__Instructions for the task__:
Return the listing beneath precisely, with every line intact.

=== Begin Enclosure ===

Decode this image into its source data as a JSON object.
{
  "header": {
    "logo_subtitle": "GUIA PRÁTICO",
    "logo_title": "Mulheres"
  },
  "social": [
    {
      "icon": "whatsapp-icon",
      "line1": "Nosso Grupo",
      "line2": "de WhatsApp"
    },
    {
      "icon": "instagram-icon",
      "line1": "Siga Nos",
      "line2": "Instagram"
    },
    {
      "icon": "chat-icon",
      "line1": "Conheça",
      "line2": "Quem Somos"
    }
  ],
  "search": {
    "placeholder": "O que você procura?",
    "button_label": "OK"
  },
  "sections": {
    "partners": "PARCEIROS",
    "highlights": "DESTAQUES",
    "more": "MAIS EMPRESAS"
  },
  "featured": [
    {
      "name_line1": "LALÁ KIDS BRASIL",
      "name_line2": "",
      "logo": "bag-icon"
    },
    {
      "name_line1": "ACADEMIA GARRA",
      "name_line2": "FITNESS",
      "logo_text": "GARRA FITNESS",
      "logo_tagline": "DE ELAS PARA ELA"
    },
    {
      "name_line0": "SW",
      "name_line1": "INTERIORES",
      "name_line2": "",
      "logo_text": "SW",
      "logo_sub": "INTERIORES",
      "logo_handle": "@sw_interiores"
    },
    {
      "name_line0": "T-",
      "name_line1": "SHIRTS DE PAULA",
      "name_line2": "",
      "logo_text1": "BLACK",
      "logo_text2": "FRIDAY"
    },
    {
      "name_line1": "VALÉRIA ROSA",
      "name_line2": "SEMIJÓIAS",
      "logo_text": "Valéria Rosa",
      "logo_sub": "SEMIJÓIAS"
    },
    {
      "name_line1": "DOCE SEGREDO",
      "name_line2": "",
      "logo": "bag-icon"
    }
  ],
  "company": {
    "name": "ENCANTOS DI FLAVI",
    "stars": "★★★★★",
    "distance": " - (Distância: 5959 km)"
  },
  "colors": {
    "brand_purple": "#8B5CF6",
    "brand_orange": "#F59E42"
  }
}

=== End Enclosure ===

__Exercise result__:
Decode this image into its source data as a JSON object.
{
  "header": {
    "logo_subtitle": "GUIA PRÁTICO",
    "logo_title": "Mulheres"
  },
  "social": [
    {
      "icon": "whatsapp-icon",
      "line1": "Nosso Grupo",
      "line2": "de WhatsApp"
    },
    {
      "icon": "instagram-icon",
      "line1": "Siga Nos",
      "line2": "Instagram"
    },
    {
      "icon": "chat-icon",
      "line1": "Conheça",
      "line2": "Quem Somos"
    }
  ],
  "search": {
    "placeholder": "O que você procura?",
    "button_label": "OK"
  },
  "sections": {
    "partners": "PARCEIROS",
    "highlights": "DESTAQUES",
    "more": "MAIS EMPRESAS"
  },
  "featured": [
    {
      "name_line1": "LALÁ KIDS BRASIL",
      "name_line2": "",
      "logo": "bag-icon"
    },
    {
      "name_line1": "ACADEMIA GARRA",
      "name_line2": "FITNESS",
      "logo_text": "GARRA FITNESS",
      "logo_tagline": "DE ELAS PARA ELA"
    },
    {
      "name_line0": "SW",
      "name_line1": "INTERIORES",
      "name_line2": "",
      "logo_text": "SW",
      "logo_sub": "INTERIORES",
      "logo_handle": "@sw_interiores"
    },
    {
      "name_line0": "T-",
      "name_line1": "SHIRTS DE PAULA",
      "name_line2": "",
      "logo_text1": "BLACK",
      "logo_text2": "FRIDAY"
    },
    {
      "name_line1": "VALÉRIA ROSA",
      "name_line2": "SEMIJÓIAS",
      "logo_text": "Valéria Rosa",
      "logo_sub": "SEMIJÓIAS"
    },
    {
      "name_line1": "DOCE SEGREDO",
      "name_line2": "",
      "logo": "bag-icon"
    }
  ],
  "company": {
    "name": "ENCANTOS DI FLAVI",
    "stars": "★★★★★",
    "distance": " - (Distância: 5959 km)"
  },
  "colors": {
    "brand_purple": "#8B5CF6",
    "brand_orange": "#F59E42"
  }
}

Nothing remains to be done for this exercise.